[Excerpts from an interface dataset]
*** Begin section ***

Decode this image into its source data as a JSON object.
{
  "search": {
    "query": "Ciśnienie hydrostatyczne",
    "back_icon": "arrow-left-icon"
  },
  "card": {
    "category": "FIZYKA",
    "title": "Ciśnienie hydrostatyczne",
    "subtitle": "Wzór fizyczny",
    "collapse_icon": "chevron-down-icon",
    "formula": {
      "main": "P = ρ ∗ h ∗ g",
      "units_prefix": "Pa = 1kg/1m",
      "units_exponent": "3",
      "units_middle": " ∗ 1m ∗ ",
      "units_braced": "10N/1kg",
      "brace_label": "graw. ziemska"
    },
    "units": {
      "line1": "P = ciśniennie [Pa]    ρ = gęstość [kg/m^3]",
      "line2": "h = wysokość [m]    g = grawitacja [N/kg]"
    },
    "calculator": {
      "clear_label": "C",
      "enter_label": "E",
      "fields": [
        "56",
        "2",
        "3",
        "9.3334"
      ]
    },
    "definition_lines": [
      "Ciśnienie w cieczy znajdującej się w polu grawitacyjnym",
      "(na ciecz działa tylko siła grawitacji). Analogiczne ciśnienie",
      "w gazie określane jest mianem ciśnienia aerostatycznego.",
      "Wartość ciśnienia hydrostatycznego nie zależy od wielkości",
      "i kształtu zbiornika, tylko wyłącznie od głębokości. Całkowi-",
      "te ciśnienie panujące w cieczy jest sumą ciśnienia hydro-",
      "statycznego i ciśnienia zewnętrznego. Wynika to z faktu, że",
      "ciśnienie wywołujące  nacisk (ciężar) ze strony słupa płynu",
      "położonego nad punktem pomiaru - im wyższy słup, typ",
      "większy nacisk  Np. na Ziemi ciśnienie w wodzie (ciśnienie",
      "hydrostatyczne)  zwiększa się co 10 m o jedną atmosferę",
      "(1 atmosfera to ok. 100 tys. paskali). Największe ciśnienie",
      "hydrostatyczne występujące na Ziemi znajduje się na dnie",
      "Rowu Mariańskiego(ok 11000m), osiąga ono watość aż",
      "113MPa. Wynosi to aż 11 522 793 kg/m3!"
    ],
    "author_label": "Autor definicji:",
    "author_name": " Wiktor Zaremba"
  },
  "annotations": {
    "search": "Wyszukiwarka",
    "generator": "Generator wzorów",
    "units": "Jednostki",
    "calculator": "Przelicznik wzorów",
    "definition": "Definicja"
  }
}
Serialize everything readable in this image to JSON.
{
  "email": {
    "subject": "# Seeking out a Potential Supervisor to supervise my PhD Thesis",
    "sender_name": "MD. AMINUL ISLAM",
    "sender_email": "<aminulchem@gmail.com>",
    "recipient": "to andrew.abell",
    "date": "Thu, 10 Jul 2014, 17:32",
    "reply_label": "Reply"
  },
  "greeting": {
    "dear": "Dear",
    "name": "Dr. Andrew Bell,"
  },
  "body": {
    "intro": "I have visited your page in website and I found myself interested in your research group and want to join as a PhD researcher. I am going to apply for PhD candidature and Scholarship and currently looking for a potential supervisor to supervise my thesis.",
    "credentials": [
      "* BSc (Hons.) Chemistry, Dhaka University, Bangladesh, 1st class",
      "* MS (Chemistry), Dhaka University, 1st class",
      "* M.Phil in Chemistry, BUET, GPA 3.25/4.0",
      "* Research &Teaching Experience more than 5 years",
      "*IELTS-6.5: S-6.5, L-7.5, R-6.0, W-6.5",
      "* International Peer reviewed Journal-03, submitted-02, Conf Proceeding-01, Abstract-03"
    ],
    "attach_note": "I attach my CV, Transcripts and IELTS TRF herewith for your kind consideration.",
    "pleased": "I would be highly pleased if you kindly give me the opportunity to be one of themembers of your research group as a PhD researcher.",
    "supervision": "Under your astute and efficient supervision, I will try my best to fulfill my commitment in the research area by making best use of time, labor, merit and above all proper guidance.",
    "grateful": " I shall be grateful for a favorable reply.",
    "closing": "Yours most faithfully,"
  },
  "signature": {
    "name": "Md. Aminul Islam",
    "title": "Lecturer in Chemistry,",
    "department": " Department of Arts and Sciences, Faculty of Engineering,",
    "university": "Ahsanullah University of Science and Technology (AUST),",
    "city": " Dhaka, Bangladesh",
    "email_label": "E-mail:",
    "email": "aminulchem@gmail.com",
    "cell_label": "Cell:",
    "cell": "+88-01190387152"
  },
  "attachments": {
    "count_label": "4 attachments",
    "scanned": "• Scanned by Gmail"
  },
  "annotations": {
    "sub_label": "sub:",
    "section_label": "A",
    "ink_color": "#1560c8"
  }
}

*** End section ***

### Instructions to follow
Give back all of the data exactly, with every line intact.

### Expected answer
Decode this image into its source data as a JSON object.
{
  "search": {
    "query": "Ciśnienie hydrostatyczne",
    "back_icon": "arrow-left-icon"
  },
  "card": {
    "category": "FIZYKA",
    "title": "Ciśnienie hydrostatyczne",
    "subtitle": "Wzór fizyczny",
    "collapse_icon": "chevron-down-icon",
    "formula": {
      "main": "P = ρ ∗ h ∗ g",
      "units_prefix": "Pa = 1kg/1m",
      "units_exponent": "3",
      "units_middle": " ∗ 1m ∗ ",
      "units_braced": "10N/1kg",
      "brace_label": "graw. ziemska"
    },
    "units": {
      "line1": "P = ciśniennie [Pa]    ρ = gęstość [kg/m^3]",
      "line2": "h = wysokość [m]    g = grawitacja [N/kg]"
    },
    "calculator": {
      "clear_label": "C",
      "enter_label": "E",
      "fields": [
        "56",
        "2",
        "3",
        "9.3334"
      ]
    },
    "definition_lines": [
      "Ciśnienie w cieczy znajdującej się w polu grawitacyjnym",
      "(na ciecz działa tylko siła grawitacji). Analogiczne ciśnienie",
      "w gazie określane jest mianem ciśnienia aerostatycznego.",
      "Wartość ciśnienia hydrostatycznego nie zależy od wielkości",
      "i kształtu zbiornika, tylko wyłącznie od głębokości. Całkowi-",
      "te ciśnienie panujące w cieczy jest sumą ciśnienia hydro-",
      "statycznego i ciśnienia zewnętrznego. Wynika to z faktu, że",
      "ciśnienie wywołujące  nacisk (ciężar) ze strony słupa płynu",
      "położonego nad punktem pomiaru - im wyższy słup, typ",
      "większy nacisk  Np. na Ziemi ciśnienie w wodzie (ciśnienie",
      "hydrostatyczne)  zwiększa się co 10 m o jedną atmosferę",
      "(1 atmosfera to ok. 100 tys. paskali). Największe ciśnienie",
      "hydrostatyczne występujące na Ziemi znajduje się na dnie",
      "Rowu Mariańskiego(ok 11000m), osiąga ono watość aż",
      "113MPa. Wynosi to aż 11 522 793 kg/m3!"
    ],
    "author_label": "Autor definicji:",
    "author_name": " Wiktor Zaremba"
  },
  "annotations": {
    "search": "Wyszukiwarka",
    "generator": "Generator wzorów",
    "units": "Jednostki",
    "calculator": "Przelicznik wzorów",
    "definition": "Definicja"
  }
}
Serialize everything readable in this image to JSON.
{
  "email": {
    "subject": "# Seeking out a Potential Supervisor to supervise my PhD Thesis",
    "sender_name": "MD. AMINUL ISLAM",
    "sender_email": "<aminulchem@gmail.com>",
    "recipient": "to andrew.abell",
    "date": "Thu, 10 Jul 2014, 17:32",
    "reply_label": "Reply"
  },
  "greeting": {
    "dear": "Dear",
    "name": "Dr. Andrew Bell,"
  },
  "body": {
    "intro": "I have visited your page in website and I found myself interested in your research group and want to join as a PhD researcher. I am going to apply for PhD candidature and Scholarship and currently looking for a potential supervisor to supervise my thesis.",
    "credentials": [
      "* BSc (Hons.) Chemistry, Dhaka University, Bangladesh, 1st class",
      "* MS (Chemistry), Dhaka University, 1st class",
      "* M.Phil in Chemistry, BUET, GPA 3.25/4.0",
      "* Research &Teaching Experience more than 5 years",
      "*IELTS-6.5: S-6.5, L-7.5, R-6.0, W-6.5",
      "* International Peer reviewed Journal-03, submitted-02, Conf Proceeding-01, Abstract-03"
    ],
    "attach_note": "I attach my CV, Transcripts and IELTS TRF herewith for your kind consideration.",
    "pleased": "I would be highly pleased if you kindly give me the opportunity to be one of themembers of your research group as a PhD researcher.",
    "supervision": "Under your astute and efficient supervision, I will try my best to fulfill my commitment in the research area by making best use of time, labor, merit and above all proper guidance.",
    "grateful": " I shall be grateful for a favorable reply.",
    "closing": "Yours most faithfully,"
  },
  "signature": {
    "name": "Md. Aminul Islam",
    "title": "Lecturer in Chemistry,",
    "department": " Department of Arts and Sciences, Faculty of Engineering,",
    "university": "Ahsanullah University of Science and Technology (AUST),",
    "city": " Dhaka, Bangladesh",
    "email_label": "E-mail:",
    "email": "aminulchem@gmail.com",
    "cell_label": "Cell:",
    "cell": "+88-01190387152"
  },
  "attachments": {
    "count_label": "4 attachments",
    "scanned": "• Scanned by Gmail"
  },
  "annotations": {
    "sub_label": "sub:",
    "section_label": "A",
    "ink_color": "#1560c8"
  }
}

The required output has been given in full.